Fussy eaters are unwilling to eat many different familiar foods—is reportedly not so much a personality characteristic as a development from life experiences. This pickiness could reflect a genuine dislike of the scorned foods or an effort to resist parental attempts at control. In the new study, children who scored high as picky eaters were more likely to have mothers who felt they did not have enough time to eat healthfully and lacked a variety of vegetables in their own diets. Not to feel guilty, mom. It’s never too late to change and the following will help.

1. Look for information to help you become more aware. Like this new study, combined with past research, suggests the following advice: Children will NOT grow out of picky eating. This means adding a wide variety of foods when your kids are young. Food kids like or don’t like doesn’t change much from the age of two or three to age eight. Know that new foods are often more likely accepted at age two to four than at four to eight.

2. To establish the love of good eating, find quick ways to serve a variety of fruits and vegetables that benefit everyone in the family. This is the one specific goal that you can set and the most important goal of all. Surprisingly, babies are often offered more vegetables as baby food than they receive as toddlers. Later, vegetables are often restricted by dislikes of mothers and other family members. You may have complaints that preparing vegetables, but choose to change your attitude. Choose to prepare the family’s meals with love not with complaints. And let go of the unfounded beliefs that children don’t eat particular foods.      
3. To set a good example for your children’s tastes, let them watch you enjoying many different healthful foods. In one study, if caregivers ate foods without comment, the positive impact was much less than when they enthusiastically consumed the foods. Children are known to model or copy what they see their caretakers do. So show enthusiasm for eating a variety of healthy foods.

4. To decrease the chance of picky eating, let go of the need to control mealtimes and let go of the meal becoming a power struggle. Mom’s you may be afraid for your children’s health. However, behavior scientists see control issues promoting picky eating at least, in some children. If your child has a protein, a vegetable, and a piece of fruit a day that’s enough and then let go of worry. You can also divide the food responsibility:

  • Parents and caregivers can: decide what foods are offered and when.
  • Kids can have the responsibility for deciding how much to eat.

This teaches them to use internal hunger signals to eat only what they need – something many adults raised in the “clean your plate” style find difficult and a factor in addressing the obesity issue in today’s children.

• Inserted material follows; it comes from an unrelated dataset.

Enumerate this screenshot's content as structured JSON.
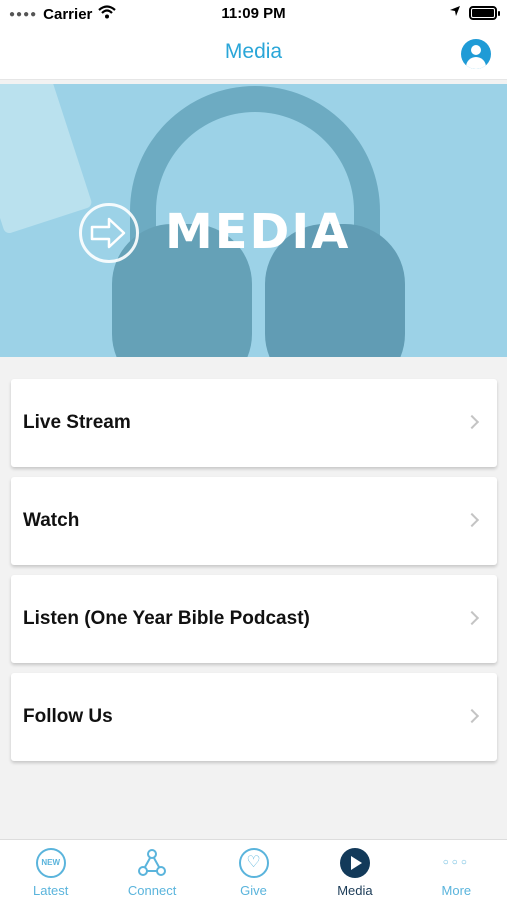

5. Finally, as you choose to follow through on all these ideas, be patient. Do what you can for them. Then make sure their fussiness is not keeping you from healthy eating. And allow for unique differences of personalities and personal food choices, as well as normal childhood behaviors that kids will outgrow. Many of the values you model as parents may not appear to be part of your child’s choice until their mid twenties. So be patient and keep your faith and your values. Plus mom, you may drop some weight by modeling eating more fruits and vegetables. How good is that for you?